So, you’ve made it — landed the job you wanted. Congrats! You got the placement based on skills and abilities, so what’s left to do now is making a favorable first impression on the entire team. It matters for one reason only: first impressions can impact your future at the company, no matter what you do within your total time with the firm. It’s a good idea to prepare and help yourself make the best possible entry. Here’s our advice!
Be proactive and don’t make assumptions
By that, we mean asking questions and paying attention to the received details. For instance, rather than assuming you should arrive at 9 AM in casual clothing, ask when you should show up and what’s the dress code. Remember, it still stands even when you log in from home. And if you want a piece of mind, be sure to make it to the office 15 minutes ahead of time, just so that you’re not late on your first day.
Many companies will have a tried and tested onboarding process for you, but in case they don’t — it’s in your best interest to ask about all the unknown aspects of your new job and those that leave room for interpretation. Better to enquire than assume and regret it later.
Listen to people and be observant
It should go without saying that it’d be good if you took the time to introduce yourself to your new coworkers — don’t rely on your manager to do it for you. Keep the intro short and positive. If your team isn’t big, you should have the time to say a few words about yourself, and while it’s best to stick to your professional background, don’t feel you cannot crack a joke or mention your child or a pet, to help the team relate to you more easily. And, although you may be tense, it will go a long way if you can pay attention to what the team says in reply to you introducing yourself. At the very least, try to remember your new colleagues’ names.
Once you move on to discuss work and daily tasks, be on the lookout for information about the team’s goals and objectives. Don’t be afraid to take notes (on people’s names, too) and map out checklists or reminders. As you get busy with your start-up tasks — it’ll pay to use your fresh eye to spot any improvement opportunities. We’d advise against taking the “let me fix this process for you, now that I’m here” approach — it’d constitute the opposite of making good first impression. Nevertheless, take the opportunity as a newcomer to spot potential wasteful activities or inconsistencies in the team’s process. Note them down for later — if your company cares for efficiency, there will come a time when you’ll be asked for your thoughts and suggestions. That’ll be your time to shine.

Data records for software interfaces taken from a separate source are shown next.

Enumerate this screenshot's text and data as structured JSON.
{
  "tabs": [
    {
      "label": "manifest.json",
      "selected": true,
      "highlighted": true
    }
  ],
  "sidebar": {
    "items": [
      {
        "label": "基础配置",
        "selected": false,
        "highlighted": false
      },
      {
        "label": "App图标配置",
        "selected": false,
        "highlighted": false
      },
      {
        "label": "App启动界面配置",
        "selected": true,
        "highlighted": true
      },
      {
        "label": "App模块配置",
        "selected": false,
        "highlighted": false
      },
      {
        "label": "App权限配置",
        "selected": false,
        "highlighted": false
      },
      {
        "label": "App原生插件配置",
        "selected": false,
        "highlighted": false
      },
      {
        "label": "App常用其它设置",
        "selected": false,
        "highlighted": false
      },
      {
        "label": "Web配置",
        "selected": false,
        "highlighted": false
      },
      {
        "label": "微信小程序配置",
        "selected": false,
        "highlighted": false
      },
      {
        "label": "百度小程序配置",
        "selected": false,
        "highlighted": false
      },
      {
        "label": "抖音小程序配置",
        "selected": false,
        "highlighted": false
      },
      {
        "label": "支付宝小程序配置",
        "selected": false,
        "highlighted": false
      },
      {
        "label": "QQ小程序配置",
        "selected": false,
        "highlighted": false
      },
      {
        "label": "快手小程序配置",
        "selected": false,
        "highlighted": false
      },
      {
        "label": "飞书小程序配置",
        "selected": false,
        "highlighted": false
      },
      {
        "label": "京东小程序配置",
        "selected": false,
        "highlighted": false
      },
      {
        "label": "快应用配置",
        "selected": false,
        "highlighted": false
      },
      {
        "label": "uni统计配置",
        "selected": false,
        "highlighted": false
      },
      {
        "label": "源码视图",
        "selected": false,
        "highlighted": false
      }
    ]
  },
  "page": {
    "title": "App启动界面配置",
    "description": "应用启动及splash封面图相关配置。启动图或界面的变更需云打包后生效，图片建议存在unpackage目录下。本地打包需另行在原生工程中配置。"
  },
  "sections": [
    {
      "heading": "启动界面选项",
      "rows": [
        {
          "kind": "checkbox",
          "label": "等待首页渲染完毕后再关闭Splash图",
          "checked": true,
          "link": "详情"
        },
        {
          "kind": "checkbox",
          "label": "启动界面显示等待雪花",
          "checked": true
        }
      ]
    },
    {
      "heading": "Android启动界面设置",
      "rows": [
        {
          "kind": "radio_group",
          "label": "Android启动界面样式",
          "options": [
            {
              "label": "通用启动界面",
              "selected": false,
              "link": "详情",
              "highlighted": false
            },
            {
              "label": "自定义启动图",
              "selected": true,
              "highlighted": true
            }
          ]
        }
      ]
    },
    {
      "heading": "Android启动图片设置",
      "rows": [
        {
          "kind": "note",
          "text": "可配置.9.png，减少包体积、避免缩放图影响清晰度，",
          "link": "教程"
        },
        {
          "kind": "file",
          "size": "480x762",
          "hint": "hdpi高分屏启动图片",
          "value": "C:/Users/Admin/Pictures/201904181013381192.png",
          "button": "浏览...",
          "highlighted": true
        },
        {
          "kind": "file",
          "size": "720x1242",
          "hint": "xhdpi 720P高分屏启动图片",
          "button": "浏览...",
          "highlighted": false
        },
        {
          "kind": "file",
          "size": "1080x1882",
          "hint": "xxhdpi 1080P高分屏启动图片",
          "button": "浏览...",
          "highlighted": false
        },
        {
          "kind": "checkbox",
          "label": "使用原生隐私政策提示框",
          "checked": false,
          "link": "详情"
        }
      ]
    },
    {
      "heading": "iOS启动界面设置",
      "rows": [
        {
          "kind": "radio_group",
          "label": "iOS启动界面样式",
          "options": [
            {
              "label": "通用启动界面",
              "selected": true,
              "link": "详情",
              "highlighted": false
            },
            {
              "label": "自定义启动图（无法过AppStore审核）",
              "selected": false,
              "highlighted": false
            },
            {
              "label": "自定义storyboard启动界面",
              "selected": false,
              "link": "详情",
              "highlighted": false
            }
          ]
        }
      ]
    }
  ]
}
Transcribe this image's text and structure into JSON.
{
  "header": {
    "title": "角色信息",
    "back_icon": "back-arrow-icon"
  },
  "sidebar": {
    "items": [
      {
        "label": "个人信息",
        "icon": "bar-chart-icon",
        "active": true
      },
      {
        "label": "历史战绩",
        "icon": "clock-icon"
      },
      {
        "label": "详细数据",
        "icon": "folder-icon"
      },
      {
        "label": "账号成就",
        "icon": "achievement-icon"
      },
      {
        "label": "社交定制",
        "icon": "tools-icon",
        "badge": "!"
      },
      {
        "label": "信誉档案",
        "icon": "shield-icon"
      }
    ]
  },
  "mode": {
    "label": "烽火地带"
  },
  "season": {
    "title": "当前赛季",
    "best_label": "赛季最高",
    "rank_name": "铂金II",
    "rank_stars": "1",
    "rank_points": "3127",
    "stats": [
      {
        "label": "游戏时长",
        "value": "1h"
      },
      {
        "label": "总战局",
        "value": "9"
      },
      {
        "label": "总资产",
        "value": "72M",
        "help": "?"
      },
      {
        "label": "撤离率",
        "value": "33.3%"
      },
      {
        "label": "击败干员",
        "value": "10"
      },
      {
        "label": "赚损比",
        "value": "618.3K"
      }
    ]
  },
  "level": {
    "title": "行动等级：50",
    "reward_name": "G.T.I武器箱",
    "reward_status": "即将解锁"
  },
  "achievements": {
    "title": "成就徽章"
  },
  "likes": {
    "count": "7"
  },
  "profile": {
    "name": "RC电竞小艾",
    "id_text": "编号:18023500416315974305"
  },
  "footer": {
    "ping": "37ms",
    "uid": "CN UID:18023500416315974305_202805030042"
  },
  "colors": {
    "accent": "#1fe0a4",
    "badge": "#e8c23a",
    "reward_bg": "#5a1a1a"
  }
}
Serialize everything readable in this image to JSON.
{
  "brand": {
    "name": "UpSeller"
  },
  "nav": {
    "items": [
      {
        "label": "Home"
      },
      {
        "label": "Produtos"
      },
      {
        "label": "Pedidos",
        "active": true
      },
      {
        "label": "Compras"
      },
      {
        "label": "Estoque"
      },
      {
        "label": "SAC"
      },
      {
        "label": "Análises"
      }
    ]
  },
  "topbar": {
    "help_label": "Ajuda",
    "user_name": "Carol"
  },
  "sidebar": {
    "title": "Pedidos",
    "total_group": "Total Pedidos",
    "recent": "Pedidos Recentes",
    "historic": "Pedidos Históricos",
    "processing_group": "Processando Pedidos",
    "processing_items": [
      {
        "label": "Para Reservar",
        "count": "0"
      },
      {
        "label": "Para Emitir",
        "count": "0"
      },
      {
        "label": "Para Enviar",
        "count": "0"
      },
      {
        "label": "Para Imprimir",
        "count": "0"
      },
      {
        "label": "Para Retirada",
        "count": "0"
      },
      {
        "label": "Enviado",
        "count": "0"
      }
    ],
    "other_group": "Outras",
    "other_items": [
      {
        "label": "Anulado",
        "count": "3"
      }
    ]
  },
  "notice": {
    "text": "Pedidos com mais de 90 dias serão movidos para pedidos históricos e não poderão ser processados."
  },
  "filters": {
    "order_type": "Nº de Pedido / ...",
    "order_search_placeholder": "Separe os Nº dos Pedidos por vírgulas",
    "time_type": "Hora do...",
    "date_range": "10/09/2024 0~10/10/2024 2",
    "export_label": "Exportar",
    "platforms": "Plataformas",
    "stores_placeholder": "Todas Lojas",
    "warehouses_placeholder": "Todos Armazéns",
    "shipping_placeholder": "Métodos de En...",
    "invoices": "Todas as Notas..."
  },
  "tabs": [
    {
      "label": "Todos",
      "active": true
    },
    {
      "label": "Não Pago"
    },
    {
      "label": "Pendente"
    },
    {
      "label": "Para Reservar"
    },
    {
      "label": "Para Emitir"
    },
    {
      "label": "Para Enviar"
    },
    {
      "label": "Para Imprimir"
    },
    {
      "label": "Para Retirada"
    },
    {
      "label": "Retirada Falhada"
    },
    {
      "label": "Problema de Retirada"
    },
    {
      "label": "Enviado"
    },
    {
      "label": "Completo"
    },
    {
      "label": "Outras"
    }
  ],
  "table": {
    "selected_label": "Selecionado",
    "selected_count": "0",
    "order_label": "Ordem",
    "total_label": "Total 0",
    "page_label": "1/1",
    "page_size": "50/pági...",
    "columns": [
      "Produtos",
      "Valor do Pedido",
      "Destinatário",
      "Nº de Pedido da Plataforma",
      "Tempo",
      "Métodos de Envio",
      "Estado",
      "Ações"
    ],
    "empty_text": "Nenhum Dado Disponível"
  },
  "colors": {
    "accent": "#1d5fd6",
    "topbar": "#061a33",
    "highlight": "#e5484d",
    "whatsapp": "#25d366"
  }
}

Test your soft skills
If you’re a people person, able to communicate anything to anyone with ease and humanity, feel free to skip this point of advice. But if you’re in the other 89% of the population who can sometimes struggle with efficient communication, leadership, or decision-making, do a dry run before entering your new offices. Think of the most likely questions you’ll be asked and prepare your answers. Emphasize your phrasing — be clear, non-aggressive, yet decisive. If you find that doing this is a big problem, consider — in the long term — taking a workshop to help you speak and define your thoughts more clearly.
On the other hand, knowing that you’ll be spending several hours with people you don’t yet know, make sure to have a few readily-available ice-breakers at the back of your head — ask people about their hobbies, free time, recent tv shows, etc.
Find one area of improvement
After a few weeks on the job, you should be able to identify one aspect of your new job that is a challenge. While it can be tempting to marry the challenge with the stress of a new position and lean towards calling it quits, it may be worthwhile to go in the opposite direction. Focus on overcoming the challenge as your goal and a possible achievement to unlock as part of your professional growth. It can be your communication skills, a specific missing technical skill, or other previously unreachable targets. Proving that you can learn, and learn fast, should not go unnoticed by your team and manager, and in either case, will be of most benefit to you.
Have patience and get organized
Starting a new job is a significant change — you will need time to adjust and feel comfortable. Don’t be too hard on yourself if you’re not immediately up to speed or if you make mistakes along the way — who doesn’t?! Remember that everyone was new at some point and that adapting has to take time.
Lastly, changing employers often means a lot of paperwork and administrative tasks, such as filling out forms, setting up your PC and phone, getting to know the new environment, etc. List what you need to do and prioritize based on urgency and importance. What could help with both the technical items, as well as with getting head-ready for your first day, is a personal to-do board in Kanban Tool. Split it into swimlanes for your key actions, admin work, soft skills, improvement, and personal notes, and plan your entry in a clear and structured way.
Starting a new job can be overwhelming enough to make your head spin. Make it easier for yourself by organizing yourself visually to gain a piece of mind and assurance that: yes, you are now ready! Best of luck!
The article was originally published on the Kanban Tool Blog.